### What is being asked
In the copy you make of the entries, no picture should appear, and every word must match.

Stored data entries
▼▼▼
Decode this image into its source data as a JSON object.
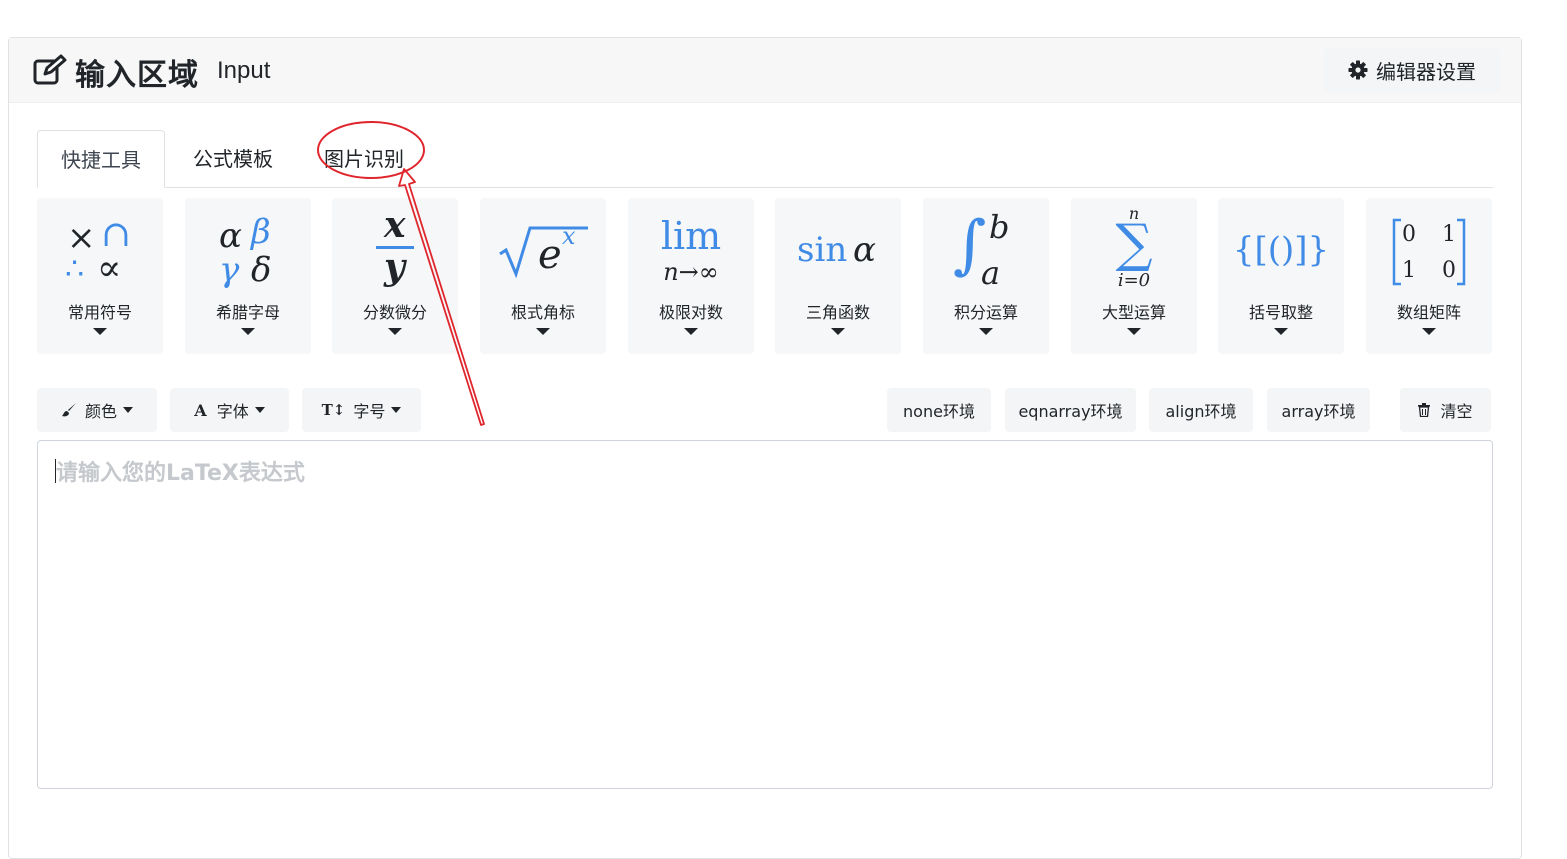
{
  "header": {
    "title": "输入区域",
    "subtitle": "Input",
    "title_icon": "edit-icon",
    "settings_label": "编辑器设置",
    "settings_icon": "gear-icon"
  },
  "tabs": [
    {
      "label": "快捷工具",
      "active": true
    },
    {
      "label": "公式模板",
      "active": false
    },
    {
      "label": "图片识别",
      "active": false
    }
  ],
  "tools": [
    {
      "label": "常用符号"
    },
    {
      "label": "希腊字母"
    },
    {
      "label": "分数微分"
    },
    {
      "label": "根式角标"
    },
    {
      "label": "极限对数"
    },
    {
      "label": "三角函数"
    },
    {
      "label": "积分运算"
    },
    {
      "label": "大型运算"
    },
    {
      "label": "括号取整"
    },
    {
      "label": "数组矩阵"
    }
  ],
  "tool_glyphs": {
    "symbols": {
      "times": "×",
      "cap": "∩",
      "therefore": "∴",
      "propto": "∝"
    },
    "greek": {
      "alpha": "α",
      "beta": "β",
      "gamma": "γ",
      "delta": "δ"
    },
    "fraction": {
      "num": "x",
      "den": "y"
    },
    "root": {
      "radicand": "e",
      "exp": "x"
    },
    "limit": {
      "lim": "lim",
      "sub": "n→∞"
    },
    "trig": {
      "fn": "sin",
      "arg": "α"
    },
    "integral": {
      "sign": "∫",
      "upper": "b",
      "lower": "a"
    },
    "sum": {
      "sign": "∑",
      "upper": "n",
      "lower": "i=0"
    },
    "brackets": "{[()]}",
    "matrix": [
      [
        "0",
        "1"
      ],
      [
        "1",
        "0"
      ]
    ]
  },
  "format_buttons": [
    {
      "label": "颜色",
      "icon": "brush-icon"
    },
    {
      "label": "字体",
      "icon": "font-icon",
      "icon_text": "A"
    },
    {
      "label": "字号",
      "icon": "text-size-icon",
      "icon_text": "T↕"
    }
  ],
  "env_buttons": [
    {
      "label": "none环境"
    },
    {
      "label": "eqnarray环境"
    },
    {
      "label": "align环境"
    },
    {
      "label": "array环境"
    }
  ],
  "clear_button": {
    "label": "清空",
    "icon": "trash-icon"
  },
  "editor": {
    "placeholder": "请输入您的LaTeX表达式",
    "value": ""
  },
  "colors": {
    "accent_blue": "#3f8be6",
    "annotation_red": "#e0262d"
  }
}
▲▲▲
### Output of the exercise
Decode this image into its source data as a JSON object.
{
  "header": {
    "title": "输入区域",
    "subtitle": "Input",
    "title_icon": "edit-icon",
    "settings_label": "编辑器设置",
    "settings_icon": "gear-icon"
  },
  "tabs": [
    {
      "label": "快捷工具",
      "active": true
    },
    {
      "label": "公式模板",
      "active": false
    },
    {
      "label": "图片识别",
      "active": false
    }
  ],
  "tools": [
    {
      "label": "常用符号"
    },
    {
      "label": "希腊字母"
    },
    {
      "label": "分数微分"
    },
    {
      "label": "根式角标"
    },
    {
      "label": "极限对数"
    },
    {
      "label": "三角函数"
    },
    {
      "label": "积分运算"
    },
    {
      "label": "大型运算"
    },
    {
      "label": "括号取整"
    },
    {
      "label": "数组矩阵"
    }
  ],
  "tool_glyphs": {
    "symbols": {
      "times": "×",
      "cap": "∩",
      "therefore": "∴",
      "propto": "∝"
    },
    "greek": {
      "alpha": "α",
      "beta": "β",
      "gamma": "γ",
      "delta": "δ"
    },
    "fraction": {
      "num": "x",
      "den": "y"
    },
    "root": {
      "radicand": "e",
      "exp": "x"
    },
    "limit": {
      "lim": "lim",
      "sub": "n→∞"
    },
    "trig": {
      "fn": "sin",
      "arg": "α"
    },
    "integral": {
      "sign": "∫",
      "upper": "b",
      "lower": "a"
    },
    "sum": {
      "sign": "∑",
      "upper": "n",
      "lower": "i=0"
    },
    "brackets": "{[()]}",
    "matrix": [
      [
        "0",
        "1"
      ],
      [
        "1",
        "0"
      ]
    ]
  },
  "format_buttons": [
    {
      "label": "颜色",
      "icon": "brush-icon"
    },
    {
      "label": "字体",
      "icon": "font-icon",
      "icon_text": "A"
    },
    {
      "label": "字号",
      "icon": "text-size-icon",
      "icon_text": "T↕"
    }
  ],
  "env_buttons": [
    {
      "label": "none环境"
    },
    {
      "label": "eqnarray环境"
    },
    {
      "label": "align环境"
    },
    {
      "label": "array环境"
    }
  ],
  "clear_button": {
    "label": "清空",
    "icon": "trash-icon"
  },
  "editor": {
    "placeholder": "请输入您的LaTeX表达式",
    "value": ""
  },
  "colors": {
    "accent_blue": "#3f8be6",
    "annotation_red": "#e0262d"
  }
}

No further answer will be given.